March 1, 2013

CASPER, Wyo. – Changing a word or two can make a big difference in a law.

Workers' rights groups say a bill that started out dealing with denying unemployment benefits to workers fired for willful misconduct ended up being a bill that means workers could be fired and denied benefits for just about anything.

Dan Neal, executive director of the Equality State Policy Center, says words such as "intentional" and "willing" were dropped from the legislation, so now "misconduct" is undefined.

"Now it's set up so that somebody can just make an honest mistake and they could be fired and not get unemployment benefits,” he says.

The Wyoming State AFL-CIO is also raising concerns about the bill – both the AFL-CIO and the Equality State Policy Center want the bill vetoed.

There was broad support for the original bill and amendments, and general agreement that workers fired for sabotage or actions to deliberately hurt an employer should not be able to collect unemployment.

Neal says the language changes in the final bill also raise questions about a 1986 Wyoming Supreme Court decision on worker misconduct and unemployment benefits.

"It just got changed to the point that it really tilts the power too much in favor of the bosses,” he says. “And so we think that the governor should ask the legislature to work on it again next year."

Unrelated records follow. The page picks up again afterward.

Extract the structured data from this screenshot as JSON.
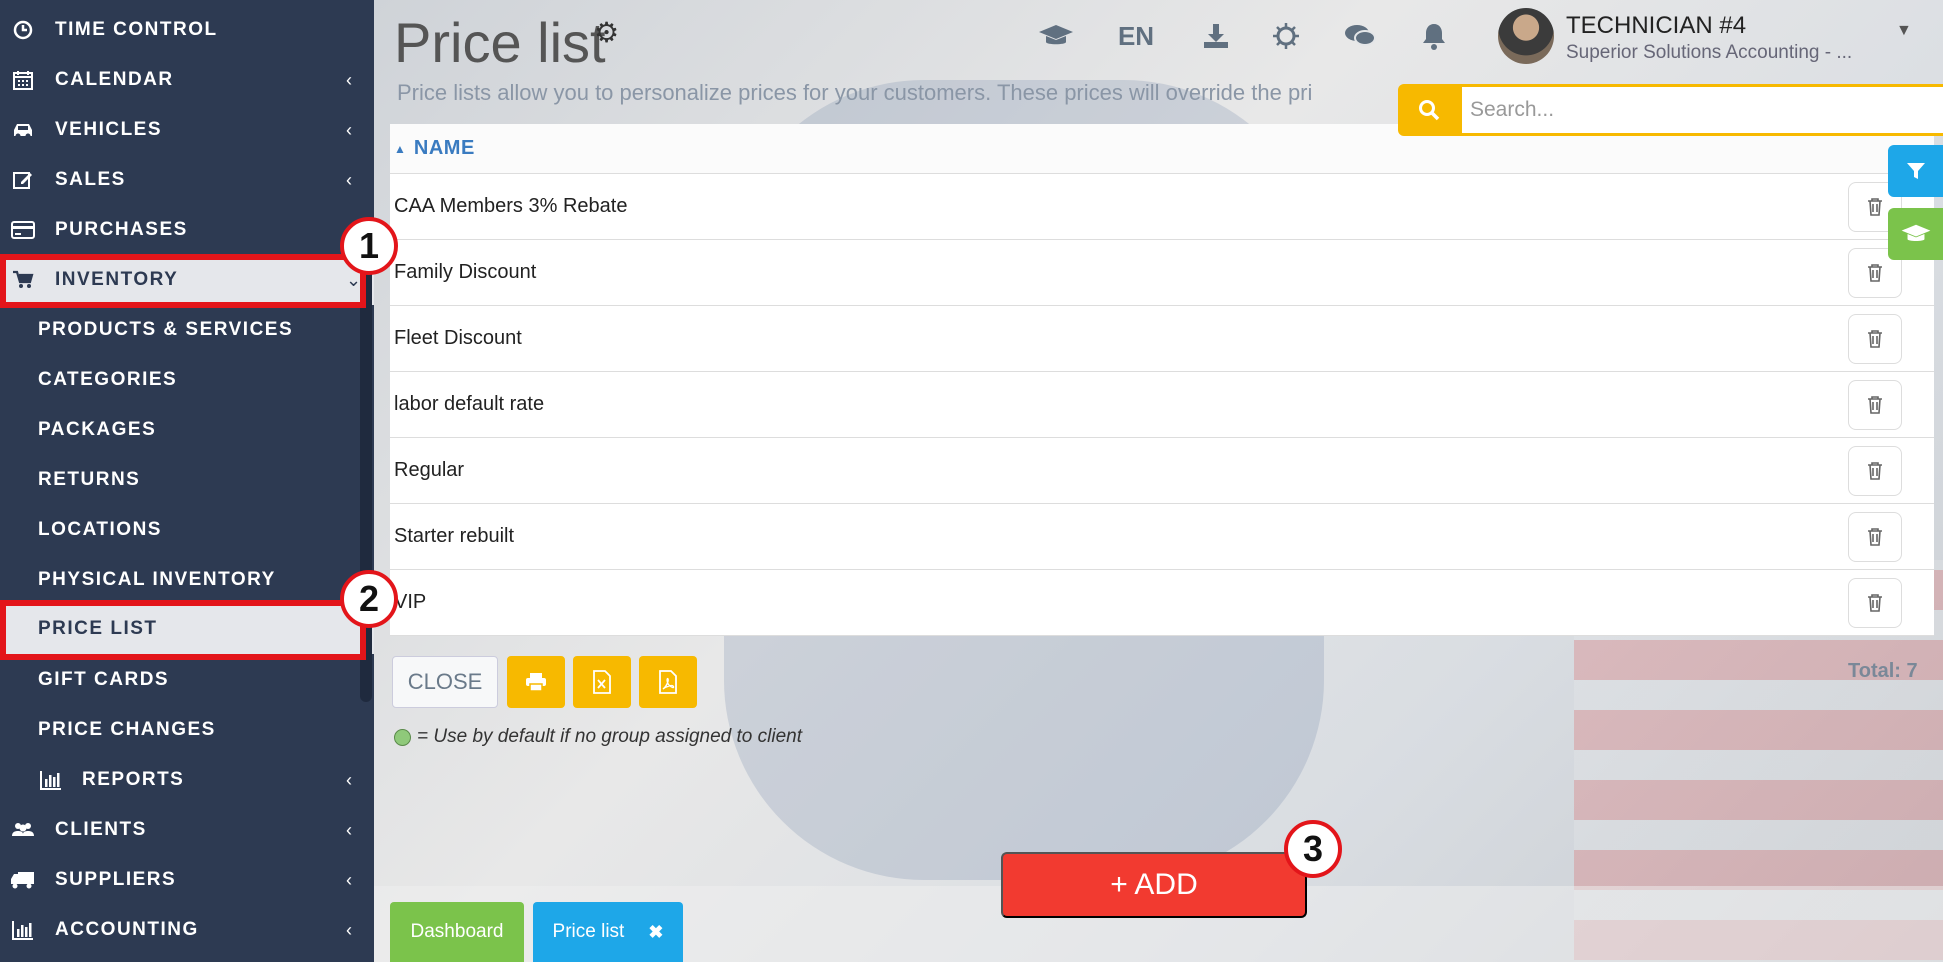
{
  "sidebar": {
    "items": [
      {
        "label": "TIME CONTROL",
        "icon": "clock-icon",
        "chevron": ""
      },
      {
        "label": "CALENDAR",
        "icon": "calendar-icon",
        "chevron": "‹"
      },
      {
        "label": "VEHICLES",
        "icon": "car-icon",
        "chevron": "‹"
      },
      {
        "label": "SALES",
        "icon": "edit-icon",
        "chevron": "‹"
      },
      {
        "label": "PURCHASES",
        "icon": "credit-card-icon",
        "chevron": ""
      },
      {
        "label": "INVENTORY",
        "icon": "cart-icon",
        "chevron": "⌄"
      }
    ],
    "sub_items": [
      {
        "label": "PRODUCTS & SERVICES"
      },
      {
        "label": "CATEGORIES"
      },
      {
        "label": "PACKAGES"
      },
      {
        "label": "RETURNS"
      },
      {
        "label": "LOCATIONS"
      },
      {
        "label": "PHYSICAL INVENTORY"
      },
      {
        "label": "PRICE LIST"
      },
      {
        "label": "GIFT CARDS"
      },
      {
        "label": "PRICE CHANGES"
      }
    ],
    "reports": {
      "label": "REPORTS",
      "icon": "bar-chart-icon",
      "chevron": "‹"
    },
    "bottom_items": [
      {
        "label": "CLIENTS",
        "icon": "users-icon",
        "chevron": "‹"
      },
      {
        "label": "SUPPLIERS",
        "icon": "truck-icon",
        "chevron": "‹"
      },
      {
        "label": "ACCOUNTING",
        "icon": "bar-chart-icon",
        "chevron": "‹"
      }
    ]
  },
  "header": {
    "title": "Price list",
    "description": "Price lists allow you to personalize prices for your customers. These prices will override the pri",
    "lang": "EN",
    "user_name": "TECHNICIAN #4",
    "user_company": "Superior Solutions Accounting - ..."
  },
  "search": {
    "placeholder": "Search...",
    "value": ""
  },
  "table": {
    "column": "NAME",
    "rows": [
      "CAA Members 3% Rebate",
      "Family Discount",
      "Fleet Discount",
      "labor default rate",
      "Regular",
      "Starter rebuilt",
      "VIP"
    ]
  },
  "controls": {
    "close_label": "CLOSE",
    "total": "Total: 7",
    "legend": "= Use by default if no group assigned to client",
    "add_label": "+ ADD"
  },
  "tabs": {
    "dashboard": "Dashboard",
    "price_list": "Price list"
  },
  "annotations": {
    "one": "1",
    "two": "2",
    "three": "3"
  },
  "colors": {
    "sidebar": "#2d3a52",
    "accent_yellow": "#f7b900",
    "add_red": "#f23a30",
    "highlight_red": "#e3151a",
    "tab_blue": "#1ea7e8",
    "tab_green": "#7bc34b"
  }
}
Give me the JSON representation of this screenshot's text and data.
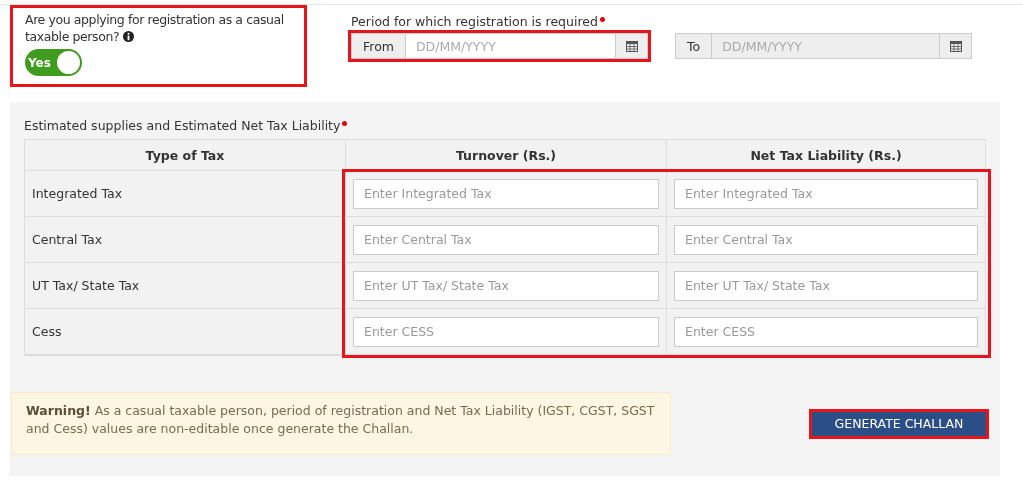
{
  "casual_question": {
    "label": "Are you applying for registration as a casual taxable person?",
    "highlighted": true,
    "toggle": {
      "label": "Yes",
      "on": true
    }
  },
  "period": {
    "label": "Period for which registration is required",
    "required": true,
    "highlighted": true,
    "from": {
      "addon": "From",
      "placeholder": "DD/MM/YYYY",
      "disabled": false
    },
    "to": {
      "addon": "To",
      "placeholder": "DD/MM/YYYY",
      "disabled": true
    }
  },
  "estimates": {
    "label": "Estimated supplies and Estimated Net Tax Liability",
    "required": true,
    "table": {
      "columns": [
        "Type of Tax",
        "Turnover (Rs.)",
        "Net Tax Liability (Rs.)"
      ],
      "inputs_highlighted": true,
      "rows": [
        {
          "type": "Integrated Tax",
          "turnover_placeholder": "Enter Integrated Tax",
          "liability_placeholder": "Enter Integrated Tax"
        },
        {
          "type": "Central Tax",
          "turnover_placeholder": "Enter Central Tax",
          "liability_placeholder": "Enter Central Tax"
        },
        {
          "type": "UT Tax/ State Tax",
          "turnover_placeholder": "Enter UT Tax/ State Tax",
          "liability_placeholder": "Enter UT Tax/ State Tax"
        },
        {
          "type": "Cess",
          "turnover_placeholder": "Enter CESS",
          "liability_placeholder": "Enter CESS"
        }
      ]
    }
  },
  "warning": "**Warning!** As a casual taxable person, period of registration and Net Tax Liability (IGST, CGST, SGST and Cess) values are non-editable once generate the Challan.",
  "generate_button": {
    "label": "GENERATE CHALLAN",
    "highlighted": true
  }
}
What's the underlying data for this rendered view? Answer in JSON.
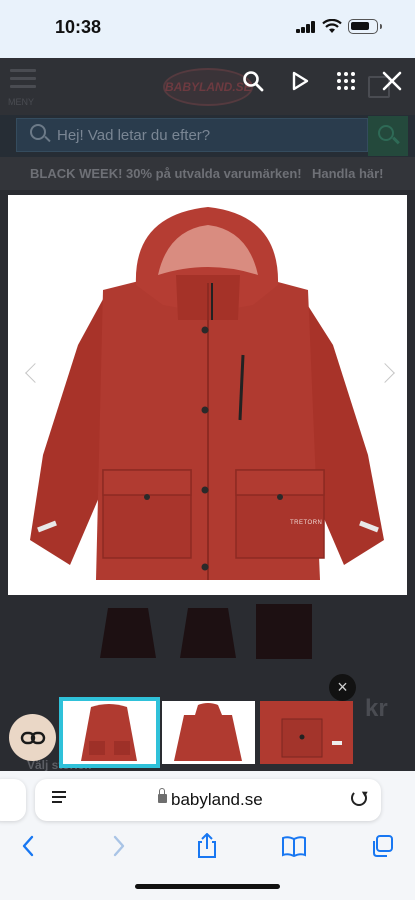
{
  "status_bar": {
    "time": "10:38"
  },
  "header": {
    "menu_label": "MENY",
    "logo_text": "BABYLAND.SE"
  },
  "search": {
    "placeholder": "Hej! Vad letar du efter?"
  },
  "promo": {
    "text": "BLACK WEEK! 30% på utvalda varumärken!",
    "link": "Handla här!"
  },
  "product": {
    "brand_label": "TRETORN",
    "price_fragment": "kr",
    "size_label": "Välj storlek"
  },
  "overlay": {
    "close_small": "×"
  },
  "browser": {
    "url": "babyland.se"
  },
  "colors": {
    "accent": "#2fc1d9",
    "jacket": "#b03a30",
    "safari_blue": "#1877f2"
  }
}
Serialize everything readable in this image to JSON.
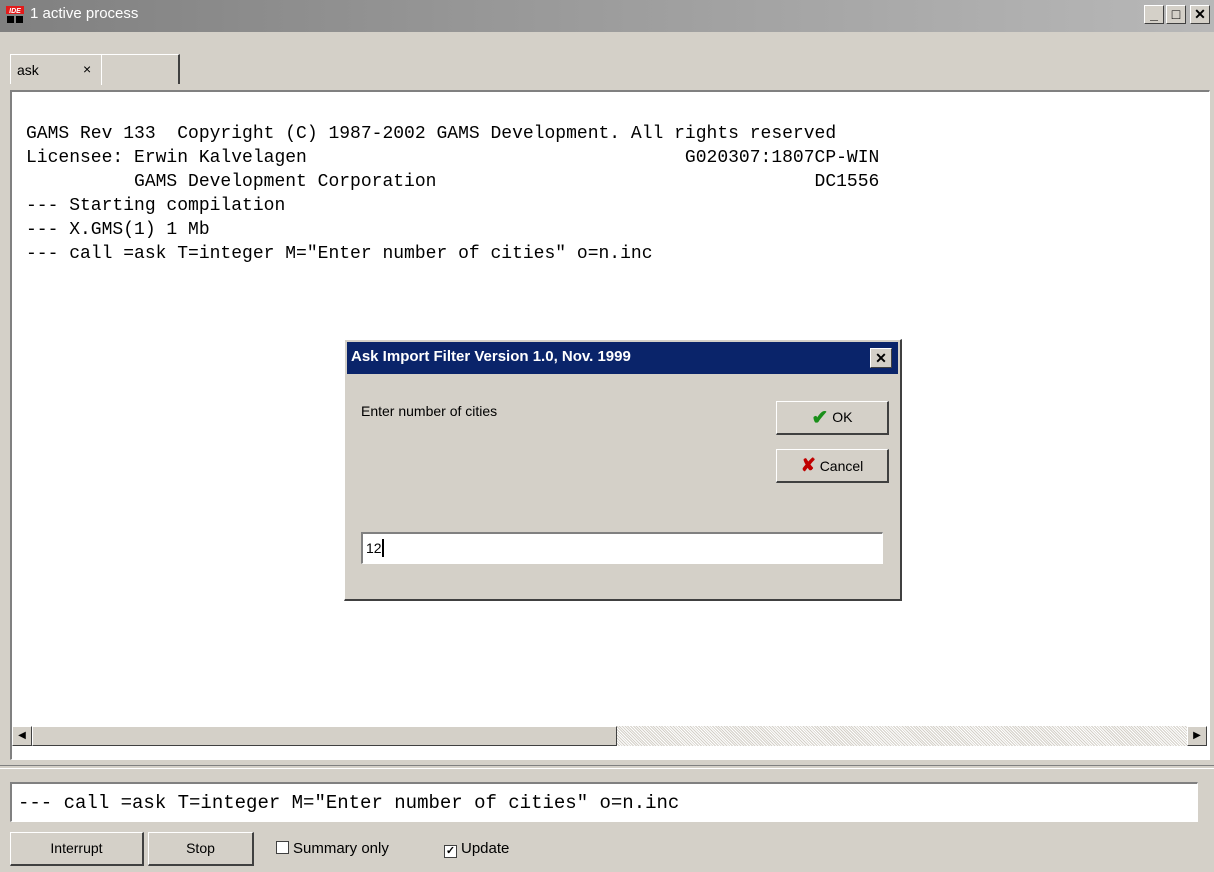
{
  "window": {
    "title": "1 active process",
    "minimize_glyph": "_",
    "maximize_glyph": "□",
    "close_glyph": "✕",
    "app_icon_text": "IDE"
  },
  "tabs": [
    {
      "label": "ask",
      "close_glyph": "×"
    }
  ],
  "log": {
    "lines": [
      "GAMS Rev 133  Copyright (C) 1987-2002 GAMS Development. All rights reserved",
      "Licensee: Erwin Kalvelagen                                   G020307:1807CP-WIN",
      "          GAMS Development Corporation                                   DC1556",
      "--- Starting compilation",
      "--- X.GMS(1) 1 Mb",
      "--- call =ask T=integer M=\"Enter number of cities\" o=n.inc"
    ]
  },
  "dialog": {
    "title": "Ask Import Filter Version 1.0, Nov. 1999",
    "close_glyph": "✕",
    "prompt": "Enter number of cities",
    "ok_label": "OK",
    "cancel_label": "Cancel",
    "input_value": "12"
  },
  "status_line": "--- call =ask T=integer M=\"Enter number of cities\" o=n.inc",
  "controls": {
    "interrupt_label": "Interrupt",
    "stop_label": "Stop",
    "summary_only_label": "Summary only",
    "summary_only_checked": false,
    "update_label": "Update",
    "update_checked": true
  },
  "colors": {
    "dialog_title_bg": "#0a246a",
    "ok_check": "#1a8f1a",
    "cancel_x": "#c00000",
    "icon_red": "#e21b1b"
  }
}
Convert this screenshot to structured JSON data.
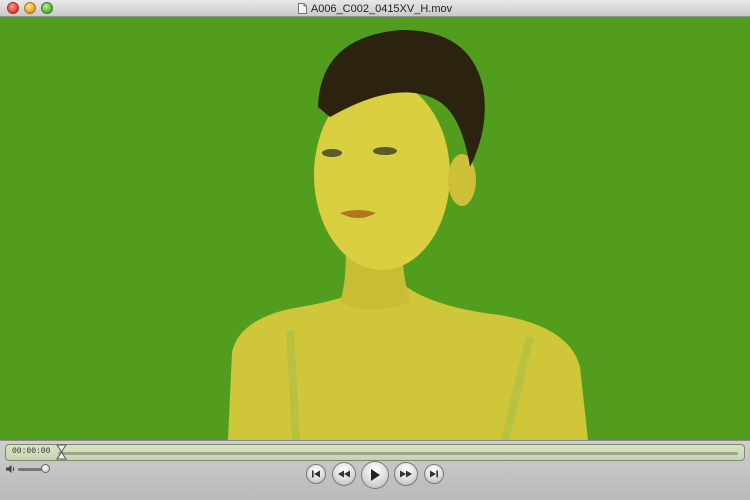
{
  "window": {
    "title": "A006_C002_0415XV_H.mov"
  },
  "player": {
    "timecode": "00:00:00",
    "progress": 0.0,
    "volume": 0.8
  },
  "colors": {
    "video_background": "#4f9b1c",
    "skin": "#d8cf3f",
    "hair": "#2b2210"
  },
  "icons": {
    "close": "close-icon",
    "minimize": "minimize-icon",
    "zoom": "zoom-icon",
    "document": "document-icon",
    "volume": "speaker-icon",
    "skip_start": "skip-to-start-icon",
    "rewind": "rewind-icon",
    "play": "play-icon",
    "fast_forward": "fast-forward-icon",
    "skip_end": "skip-to-end-icon"
  }
}
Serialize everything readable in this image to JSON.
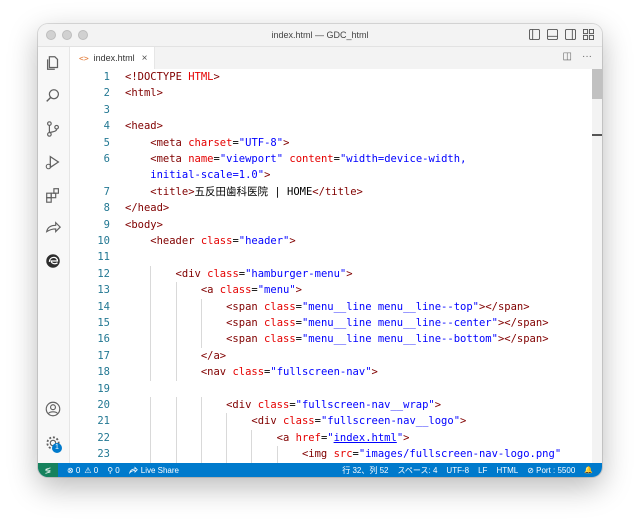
{
  "window": {
    "title": "index.html — GDC_html"
  },
  "tab": {
    "label": "index.html",
    "icon": "<>",
    "close": "×"
  },
  "tab_actions": {
    "split": "◫",
    "more": "···"
  },
  "code": [
    {
      "n": "1",
      "indent": 0,
      "tokens": [
        [
          "t",
          "<!DOCTYPE "
        ],
        [
          "a",
          "HTML"
        ],
        [
          "t",
          ">"
        ]
      ]
    },
    {
      "n": "2",
      "indent": 0,
      "tokens": [
        [
          "t",
          "<html>"
        ]
      ]
    },
    {
      "n": "3",
      "indent": 0,
      "tokens": []
    },
    {
      "n": "4",
      "indent": 0,
      "tokens": [
        [
          "t",
          "<head>"
        ]
      ]
    },
    {
      "n": "5",
      "indent": 1,
      "tokens": [
        [
          "t",
          "<meta "
        ],
        [
          "a",
          "charset"
        ],
        [
          "x",
          "="
        ],
        [
          "s",
          "\"UTF-8\""
        ],
        [
          "t",
          ">"
        ]
      ]
    },
    {
      "n": "6",
      "indent": 1,
      "tokens": [
        [
          "t",
          "<meta "
        ],
        [
          "a",
          "name"
        ],
        [
          "x",
          "="
        ],
        [
          "s",
          "\"viewport\""
        ],
        [
          "x",
          " "
        ],
        [
          "a",
          "content"
        ],
        [
          "x",
          "="
        ],
        [
          "s",
          "\"width=device-width,"
        ]
      ]
    },
    {
      "n": "",
      "indent": 1,
      "tokens": [
        [
          "s",
          "initial-scale=1.0\""
        ],
        [
          "t",
          ">"
        ]
      ]
    },
    {
      "n": "7",
      "indent": 1,
      "tokens": [
        [
          "t",
          "<title>"
        ],
        [
          "x",
          "五反田歯科医院 | HOME"
        ],
        [
          "t",
          "</title>"
        ]
      ]
    },
    {
      "n": "8",
      "indent": 0,
      "tokens": [
        [
          "t",
          "</head>"
        ]
      ]
    },
    {
      "n": "9",
      "indent": 0,
      "tokens": [
        [
          "t",
          "<body>"
        ]
      ]
    },
    {
      "n": "10",
      "indent": 1,
      "tokens": [
        [
          "t",
          "<header "
        ],
        [
          "a",
          "class"
        ],
        [
          "x",
          "="
        ],
        [
          "s",
          "\"header\""
        ],
        [
          "t",
          ">"
        ]
      ]
    },
    {
      "n": "11",
      "indent": 0,
      "tokens": []
    },
    {
      "n": "12",
      "indent": 2,
      "tokens": [
        [
          "t",
          "<div "
        ],
        [
          "a",
          "class"
        ],
        [
          "x",
          "="
        ],
        [
          "s",
          "\"hamburger-menu\""
        ],
        [
          "t",
          ">"
        ]
      ]
    },
    {
      "n": "13",
      "indent": 3,
      "tokens": [
        [
          "t",
          "<a "
        ],
        [
          "a",
          "class"
        ],
        [
          "x",
          "="
        ],
        [
          "s",
          "\"menu\""
        ],
        [
          "t",
          ">"
        ]
      ]
    },
    {
      "n": "14",
      "indent": 4,
      "tokens": [
        [
          "t",
          "<span "
        ],
        [
          "a",
          "class"
        ],
        [
          "x",
          "="
        ],
        [
          "s",
          "\"menu__line menu__line--top\""
        ],
        [
          "t",
          "></span>"
        ]
      ]
    },
    {
      "n": "15",
      "indent": 4,
      "tokens": [
        [
          "t",
          "<span "
        ],
        [
          "a",
          "class"
        ],
        [
          "x",
          "="
        ],
        [
          "s",
          "\"menu__line menu__line--center\""
        ],
        [
          "t",
          "></span>"
        ]
      ]
    },
    {
      "n": "16",
      "indent": 4,
      "tokens": [
        [
          "t",
          "<span "
        ],
        [
          "a",
          "class"
        ],
        [
          "x",
          "="
        ],
        [
          "s",
          "\"menu__line menu__line--bottom\""
        ],
        [
          "t",
          "></span>"
        ]
      ]
    },
    {
      "n": "17",
      "indent": 3,
      "tokens": [
        [
          "t",
          "</a>"
        ]
      ]
    },
    {
      "n": "18",
      "indent": 3,
      "tokens": [
        [
          "t",
          "<nav "
        ],
        [
          "a",
          "class"
        ],
        [
          "x",
          "="
        ],
        [
          "s",
          "\"fullscreen-nav\""
        ],
        [
          "t",
          ">"
        ]
      ]
    },
    {
      "n": "19",
      "indent": 0,
      "tokens": []
    },
    {
      "n": "20",
      "indent": 4,
      "tokens": [
        [
          "t",
          "<div "
        ],
        [
          "a",
          "class"
        ],
        [
          "x",
          "="
        ],
        [
          "s",
          "\"fullscreen-nav__wrap\""
        ],
        [
          "t",
          ">"
        ]
      ]
    },
    {
      "n": "21",
      "indent": 5,
      "tokens": [
        [
          "t",
          "<div "
        ],
        [
          "a",
          "class"
        ],
        [
          "x",
          "="
        ],
        [
          "s",
          "\"fullscreen-nav__logo\""
        ],
        [
          "t",
          ">"
        ]
      ]
    },
    {
      "n": "22",
      "indent": 6,
      "tokens": [
        [
          "t",
          "<a "
        ],
        [
          "a",
          "href"
        ],
        [
          "x",
          "="
        ],
        [
          "s",
          "\""
        ],
        [
          "l",
          "index.html"
        ],
        [
          "s",
          "\""
        ],
        [
          "t",
          ">"
        ]
      ]
    },
    {
      "n": "23",
      "indent": 7,
      "tokens": [
        [
          "t",
          "<img "
        ],
        [
          "a",
          "src"
        ],
        [
          "x",
          "="
        ],
        [
          "s",
          "\"images/fullscreen-nav-logo.png\""
        ]
      ]
    }
  ],
  "status": {
    "remote": "≶",
    "errors": "⊗ 0",
    "warnings": "⚠ 0",
    "ports_icon": "⚲ 0",
    "live_share": "Live Share",
    "position": "行 32、列 52",
    "spaces": "スペース: 4",
    "encoding": "UTF-8",
    "eol": "LF",
    "language": "HTML",
    "port": "⊘ Port : 5500",
    "notifications": "🔔"
  },
  "accounts_badge": "1",
  "colors": {
    "status_bar": "#007acc",
    "remote": "#16825d",
    "tag": "#800000",
    "attribute": "#e50000",
    "string": "#0000ff",
    "line_number": "#237893"
  }
}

Deborah Courson Smith/Deb Courson Smith, Public News Service - WY